  • Author

All Articles and Webinars by Ronald Smith

Red Flags, Blue Lessons

Written on January 14, 2020, by

Watch for these warning signs, so you don’t end up twisting in the wind! As a project manager (PM) for an international consulting firm, I was once assigned to a very large account that taught online classes through the internet. The company was called the High Intensity Teaching Corporation or HIT. This is the pseudonym…

Why Impartial Testing is a Non-Negotiable

Written on November 19, 2019, by

Reducing the Risk of Project Shortcomings Project teams usually do their own (early) Partial Testing, which consists of unit and function testing. Unfortunately when the early phase is completed, the same project team may be tempted to go on and test their own projects’ component, system, and regression. This testing phase; however, should really be…

A Short History of Project Management

Written on October 29, 2019, by

  Have you ever wondered about the history of project management, or how it evolved into its’ present day usage? This article will cover most of the major project management happenings throughout history. The stages of time will cover the BC time period, the 1900’s where the root of modern project management was driven by…

The Shape of Performance Reporting

Written on September 10, 2019, by

An Outline that Can Be Used for Tracking Progress It could be said that communication is the oil that keeps a project running smoothly. Project managers (PMs) can spend up to 90 percent of their time on internal and external communications. Communication management includes project status tracking and reporting processes. A schedule for such should…
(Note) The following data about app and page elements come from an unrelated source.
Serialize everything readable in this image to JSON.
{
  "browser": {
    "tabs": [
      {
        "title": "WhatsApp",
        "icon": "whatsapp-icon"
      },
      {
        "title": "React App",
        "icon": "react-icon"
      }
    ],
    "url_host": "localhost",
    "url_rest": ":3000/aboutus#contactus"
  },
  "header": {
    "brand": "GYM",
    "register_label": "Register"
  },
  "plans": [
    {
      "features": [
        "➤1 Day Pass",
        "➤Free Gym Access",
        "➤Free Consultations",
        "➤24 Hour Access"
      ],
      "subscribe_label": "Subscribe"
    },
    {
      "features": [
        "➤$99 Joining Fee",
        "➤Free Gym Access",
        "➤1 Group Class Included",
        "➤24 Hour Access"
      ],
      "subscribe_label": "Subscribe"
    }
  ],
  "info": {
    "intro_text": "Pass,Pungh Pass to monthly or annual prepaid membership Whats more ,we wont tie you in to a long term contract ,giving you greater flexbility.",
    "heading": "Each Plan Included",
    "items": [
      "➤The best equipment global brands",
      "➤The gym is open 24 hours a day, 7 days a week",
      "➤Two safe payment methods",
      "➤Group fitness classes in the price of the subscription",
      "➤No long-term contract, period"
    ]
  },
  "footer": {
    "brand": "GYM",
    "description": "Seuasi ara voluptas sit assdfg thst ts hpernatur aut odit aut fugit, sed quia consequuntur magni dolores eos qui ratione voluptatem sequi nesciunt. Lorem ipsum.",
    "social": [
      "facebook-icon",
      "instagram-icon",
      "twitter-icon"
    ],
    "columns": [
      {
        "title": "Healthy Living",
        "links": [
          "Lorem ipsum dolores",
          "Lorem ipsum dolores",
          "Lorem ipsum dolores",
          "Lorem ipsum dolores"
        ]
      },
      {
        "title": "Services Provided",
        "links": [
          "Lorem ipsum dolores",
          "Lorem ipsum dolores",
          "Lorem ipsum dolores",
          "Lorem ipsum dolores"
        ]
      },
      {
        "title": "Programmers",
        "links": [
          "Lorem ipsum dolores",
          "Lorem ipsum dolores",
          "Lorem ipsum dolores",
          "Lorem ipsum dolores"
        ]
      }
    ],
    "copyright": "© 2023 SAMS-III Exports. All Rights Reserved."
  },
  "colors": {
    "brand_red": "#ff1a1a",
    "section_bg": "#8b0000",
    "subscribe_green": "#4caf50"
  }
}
Don’t Turn your Critical Path into a Slippery Path

Written on August 19, 2019, by

In my last article, I covered four misconceptions about critical path. Now, I’ll be going through some of the mechanics of finding the critical path in a project, so that you have a better understanding how it evolves. Keep in mind that Microsoft Project’s software performs similar calculations. Manipulation of the network sequence diagram involves…

Four Misconceptions about the Critical Path

Written on August 12, 2019, by

Most non-technical people don’t know what the critical path is; whereas, those that work on IT projects know what it means at a high level, but have few insights into the actual mechanics of it—and how quickly it can change the outcome of their projects! The truth is that there are many misconceptions about the…

Split It Out (Part 2)

Written on July 29, 2019, by

More Ways to Separate your Project into Manageable Chunks In Part 1 of my article “Split It Out,” we looked at ways to separate projects task into smaller parts or pieces that are more controllable. Let’s look together at a few more areas that can be split out for project success!     Partnering it…

Split It Out (Part 1)

Written on July 23, 2019, by

How to Separate your Project into Manageable Chunks Splitting your project into smaller parts or pieces that are more controllable helps you to move closer to your ultimate goal of achieving your project deliverables and high user satisfaction. Planning your project thoroughly means thinking of different ways to break your project down into smaller, more…

No Pain, No Gain?

Written on July 8, 2019, by

Turning Project Financial Analyses into a Painless Exercise Introduction “No Pain, No Gain” is a popular exercise slogan that promises greater rewards for the price of hard work to achieve physical excellence. In the field of information technology (IT), most people think that performing financial analyses on new projects is hard work, but it doesn’t…

Integrated Change Control

Written on June 18, 2019, by

Outlining the Purpose of Project Change Requests and Change Control Boards Very few projects run exactly to plan. This happens for a number of reasons (one example is scope creep). The bottom line is that you should expect changes to happen! Integrated change control (ICC) is the process of reviewing all change requests, approving changes,…

Next Page »

Please enter your email to continue viewing